**Your assignment**
Go through the data below and return each line where the string "KONTF" occurs.

**Exercise data**
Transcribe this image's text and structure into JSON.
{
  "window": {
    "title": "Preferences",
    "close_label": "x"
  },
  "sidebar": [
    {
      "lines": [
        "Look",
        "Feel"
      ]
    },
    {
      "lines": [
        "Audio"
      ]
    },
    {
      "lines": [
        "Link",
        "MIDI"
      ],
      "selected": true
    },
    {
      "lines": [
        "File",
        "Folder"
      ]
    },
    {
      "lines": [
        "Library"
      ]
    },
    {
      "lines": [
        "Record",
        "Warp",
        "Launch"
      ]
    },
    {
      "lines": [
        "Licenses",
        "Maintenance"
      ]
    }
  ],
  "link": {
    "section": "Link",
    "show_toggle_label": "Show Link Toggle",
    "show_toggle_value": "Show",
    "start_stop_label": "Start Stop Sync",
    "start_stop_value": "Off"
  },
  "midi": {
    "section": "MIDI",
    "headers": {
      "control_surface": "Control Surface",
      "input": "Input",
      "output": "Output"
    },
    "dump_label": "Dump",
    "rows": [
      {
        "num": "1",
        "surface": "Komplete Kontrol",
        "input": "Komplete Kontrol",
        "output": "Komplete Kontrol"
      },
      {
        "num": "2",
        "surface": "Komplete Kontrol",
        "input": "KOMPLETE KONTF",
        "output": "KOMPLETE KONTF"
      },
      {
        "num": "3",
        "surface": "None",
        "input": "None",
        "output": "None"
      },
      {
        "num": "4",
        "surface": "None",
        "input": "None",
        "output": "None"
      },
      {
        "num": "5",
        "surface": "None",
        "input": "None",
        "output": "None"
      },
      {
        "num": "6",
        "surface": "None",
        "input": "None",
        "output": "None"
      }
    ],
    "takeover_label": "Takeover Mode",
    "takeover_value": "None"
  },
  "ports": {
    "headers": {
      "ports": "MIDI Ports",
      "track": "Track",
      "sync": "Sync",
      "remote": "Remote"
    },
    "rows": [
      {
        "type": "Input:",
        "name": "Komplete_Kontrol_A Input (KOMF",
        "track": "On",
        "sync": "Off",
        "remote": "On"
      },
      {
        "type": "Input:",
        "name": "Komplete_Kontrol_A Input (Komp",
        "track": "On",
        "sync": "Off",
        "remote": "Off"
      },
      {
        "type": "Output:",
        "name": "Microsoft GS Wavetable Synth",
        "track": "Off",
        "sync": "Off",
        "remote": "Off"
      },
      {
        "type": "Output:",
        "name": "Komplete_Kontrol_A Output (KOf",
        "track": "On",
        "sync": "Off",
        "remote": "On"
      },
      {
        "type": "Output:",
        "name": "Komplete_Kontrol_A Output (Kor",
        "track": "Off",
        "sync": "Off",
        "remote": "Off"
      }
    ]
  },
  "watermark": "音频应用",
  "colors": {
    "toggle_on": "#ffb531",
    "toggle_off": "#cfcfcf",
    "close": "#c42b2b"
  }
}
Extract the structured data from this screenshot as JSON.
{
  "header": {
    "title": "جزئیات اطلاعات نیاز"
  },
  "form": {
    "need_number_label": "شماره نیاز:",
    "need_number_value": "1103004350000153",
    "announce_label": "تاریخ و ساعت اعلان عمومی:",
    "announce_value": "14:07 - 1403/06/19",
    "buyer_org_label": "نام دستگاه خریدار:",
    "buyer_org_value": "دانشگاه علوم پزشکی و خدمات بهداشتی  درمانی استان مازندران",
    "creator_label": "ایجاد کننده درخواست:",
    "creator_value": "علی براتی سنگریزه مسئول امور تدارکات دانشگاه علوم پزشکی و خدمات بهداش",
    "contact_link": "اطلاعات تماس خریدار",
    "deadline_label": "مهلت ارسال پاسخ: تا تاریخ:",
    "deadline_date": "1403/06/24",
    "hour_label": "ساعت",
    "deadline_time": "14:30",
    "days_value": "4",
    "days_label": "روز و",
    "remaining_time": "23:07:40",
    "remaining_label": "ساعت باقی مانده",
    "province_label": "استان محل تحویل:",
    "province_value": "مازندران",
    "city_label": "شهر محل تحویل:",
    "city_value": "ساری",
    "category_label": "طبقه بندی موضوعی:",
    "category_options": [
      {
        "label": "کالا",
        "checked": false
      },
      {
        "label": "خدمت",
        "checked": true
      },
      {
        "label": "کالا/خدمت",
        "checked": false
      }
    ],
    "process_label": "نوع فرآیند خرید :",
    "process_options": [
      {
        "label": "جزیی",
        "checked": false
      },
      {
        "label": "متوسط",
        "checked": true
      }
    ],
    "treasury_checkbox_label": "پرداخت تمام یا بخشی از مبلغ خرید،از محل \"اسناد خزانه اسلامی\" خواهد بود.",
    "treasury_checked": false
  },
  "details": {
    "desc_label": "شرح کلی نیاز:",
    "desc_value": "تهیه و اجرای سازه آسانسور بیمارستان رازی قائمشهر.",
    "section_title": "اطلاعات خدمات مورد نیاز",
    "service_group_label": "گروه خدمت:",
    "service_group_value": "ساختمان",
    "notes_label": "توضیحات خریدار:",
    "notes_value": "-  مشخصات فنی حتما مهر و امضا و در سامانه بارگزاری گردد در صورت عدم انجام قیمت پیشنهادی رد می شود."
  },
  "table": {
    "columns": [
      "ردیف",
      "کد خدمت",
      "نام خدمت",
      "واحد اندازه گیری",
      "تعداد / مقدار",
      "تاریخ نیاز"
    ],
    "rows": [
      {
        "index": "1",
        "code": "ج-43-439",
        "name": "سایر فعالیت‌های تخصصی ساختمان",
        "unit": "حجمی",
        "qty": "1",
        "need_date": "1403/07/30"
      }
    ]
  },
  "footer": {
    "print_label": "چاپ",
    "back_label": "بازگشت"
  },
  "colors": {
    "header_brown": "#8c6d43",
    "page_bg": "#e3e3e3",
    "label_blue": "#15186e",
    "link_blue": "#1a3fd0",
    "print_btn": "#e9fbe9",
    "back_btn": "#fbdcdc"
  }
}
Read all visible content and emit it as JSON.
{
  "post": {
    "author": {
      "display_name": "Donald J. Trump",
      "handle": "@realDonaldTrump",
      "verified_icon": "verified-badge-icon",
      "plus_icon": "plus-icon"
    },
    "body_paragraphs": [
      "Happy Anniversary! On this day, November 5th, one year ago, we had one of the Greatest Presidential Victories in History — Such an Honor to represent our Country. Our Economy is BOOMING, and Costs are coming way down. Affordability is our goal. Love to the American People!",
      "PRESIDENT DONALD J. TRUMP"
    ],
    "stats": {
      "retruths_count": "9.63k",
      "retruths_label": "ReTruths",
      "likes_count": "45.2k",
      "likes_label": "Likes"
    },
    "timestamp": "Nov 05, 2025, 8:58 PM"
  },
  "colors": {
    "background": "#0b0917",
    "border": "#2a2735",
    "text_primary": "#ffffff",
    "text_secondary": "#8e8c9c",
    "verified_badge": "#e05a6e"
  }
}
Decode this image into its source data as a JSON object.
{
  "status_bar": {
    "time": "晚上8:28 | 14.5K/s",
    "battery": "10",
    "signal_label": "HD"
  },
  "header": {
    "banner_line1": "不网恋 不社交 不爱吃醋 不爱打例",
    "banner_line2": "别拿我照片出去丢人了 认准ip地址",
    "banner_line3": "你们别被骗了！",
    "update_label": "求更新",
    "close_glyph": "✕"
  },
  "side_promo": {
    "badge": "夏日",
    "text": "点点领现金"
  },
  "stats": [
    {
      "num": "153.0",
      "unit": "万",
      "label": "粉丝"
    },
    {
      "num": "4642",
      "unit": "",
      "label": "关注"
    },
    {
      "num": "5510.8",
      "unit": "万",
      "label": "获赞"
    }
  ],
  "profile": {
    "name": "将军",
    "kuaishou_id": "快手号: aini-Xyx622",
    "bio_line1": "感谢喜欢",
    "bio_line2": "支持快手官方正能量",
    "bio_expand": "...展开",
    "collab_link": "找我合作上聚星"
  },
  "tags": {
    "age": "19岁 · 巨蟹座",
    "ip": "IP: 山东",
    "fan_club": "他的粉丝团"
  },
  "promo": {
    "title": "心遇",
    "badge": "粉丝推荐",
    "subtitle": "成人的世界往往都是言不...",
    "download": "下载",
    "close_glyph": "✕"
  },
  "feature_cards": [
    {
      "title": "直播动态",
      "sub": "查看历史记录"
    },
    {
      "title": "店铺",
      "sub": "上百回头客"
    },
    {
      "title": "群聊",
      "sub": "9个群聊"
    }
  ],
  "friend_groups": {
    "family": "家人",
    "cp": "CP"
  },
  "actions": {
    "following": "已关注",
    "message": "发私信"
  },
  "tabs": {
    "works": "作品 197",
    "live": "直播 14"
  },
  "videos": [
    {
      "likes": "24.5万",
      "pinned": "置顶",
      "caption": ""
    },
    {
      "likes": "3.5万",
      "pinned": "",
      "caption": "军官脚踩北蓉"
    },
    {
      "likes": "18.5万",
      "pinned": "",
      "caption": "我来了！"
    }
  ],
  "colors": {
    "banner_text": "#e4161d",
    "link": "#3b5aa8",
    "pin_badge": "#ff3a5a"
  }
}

**Response**
        "input": "KOMPLETE KONTF",
        "output": "KOMPLETE KONTF"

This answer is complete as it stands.